**Problem to work on:**
All records, minus the pictures: write them out exactly.

**Data about app and page elements:**
[Start of Attachment]
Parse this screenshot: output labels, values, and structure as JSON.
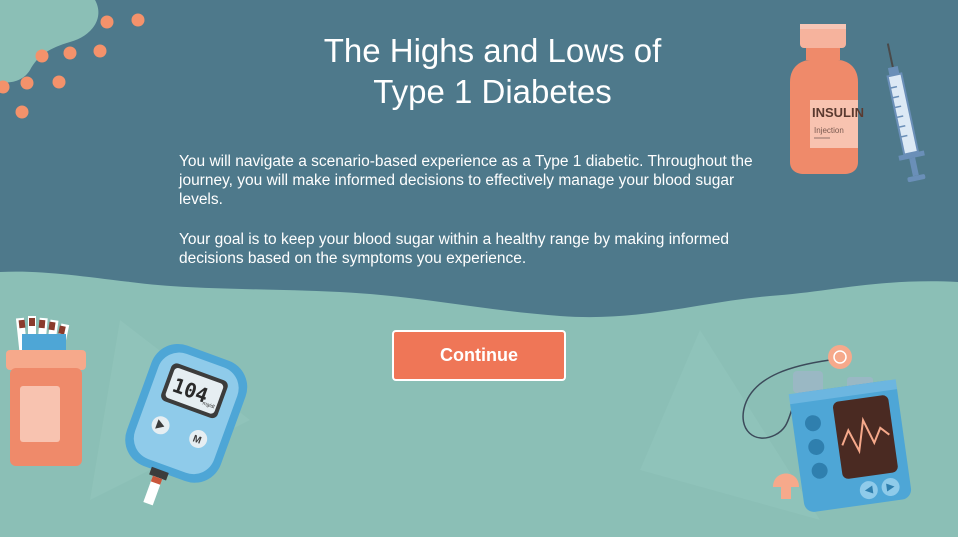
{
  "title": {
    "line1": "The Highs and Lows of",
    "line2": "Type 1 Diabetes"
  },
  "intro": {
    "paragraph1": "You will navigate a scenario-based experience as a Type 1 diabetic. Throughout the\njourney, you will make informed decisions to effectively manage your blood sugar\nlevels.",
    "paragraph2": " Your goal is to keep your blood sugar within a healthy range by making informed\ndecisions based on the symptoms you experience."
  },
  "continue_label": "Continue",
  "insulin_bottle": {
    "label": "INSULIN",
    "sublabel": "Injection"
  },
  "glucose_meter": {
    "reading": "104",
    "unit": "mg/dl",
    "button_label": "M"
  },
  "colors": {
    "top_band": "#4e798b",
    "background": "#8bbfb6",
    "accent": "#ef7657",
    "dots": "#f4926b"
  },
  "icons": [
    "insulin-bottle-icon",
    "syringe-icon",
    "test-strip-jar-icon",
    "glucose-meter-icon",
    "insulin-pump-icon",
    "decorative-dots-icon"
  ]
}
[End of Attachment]
**Answer to this problem:**
Parse this screenshot: output labels, values, and structure as JSON.
{
  "title": {
    "line1": "The Highs and Lows of",
    "line2": "Type 1 Diabetes"
  },
  "intro": {
    "paragraph1": "You will navigate a scenario-based experience as a Type 1 diabetic. Throughout the\njourney, you will make informed decisions to effectively manage your blood sugar\nlevels.",
    "paragraph2": " Your goal is to keep your blood sugar within a healthy range by making informed\ndecisions based on the symptoms you experience."
  },
  "continue_label": "Continue",
  "insulin_bottle": {
    "label": "INSULIN",
    "sublabel": "Injection"
  },
  "glucose_meter": {
    "reading": "104",
    "unit": "mg/dl",
    "button_label": "M"
  },
  "colors": {
    "top_band": "#4e798b",
    "background": "#8bbfb6",
    "accent": "#ef7657",
    "dots": "#f4926b"
  },
  "icons": [
    "insulin-bottle-icon",
    "syringe-icon",
    "test-strip-jar-icon",
    "glucose-meter-icon",
    "insulin-pump-icon",
    "decorative-dots-icon"
  ]
}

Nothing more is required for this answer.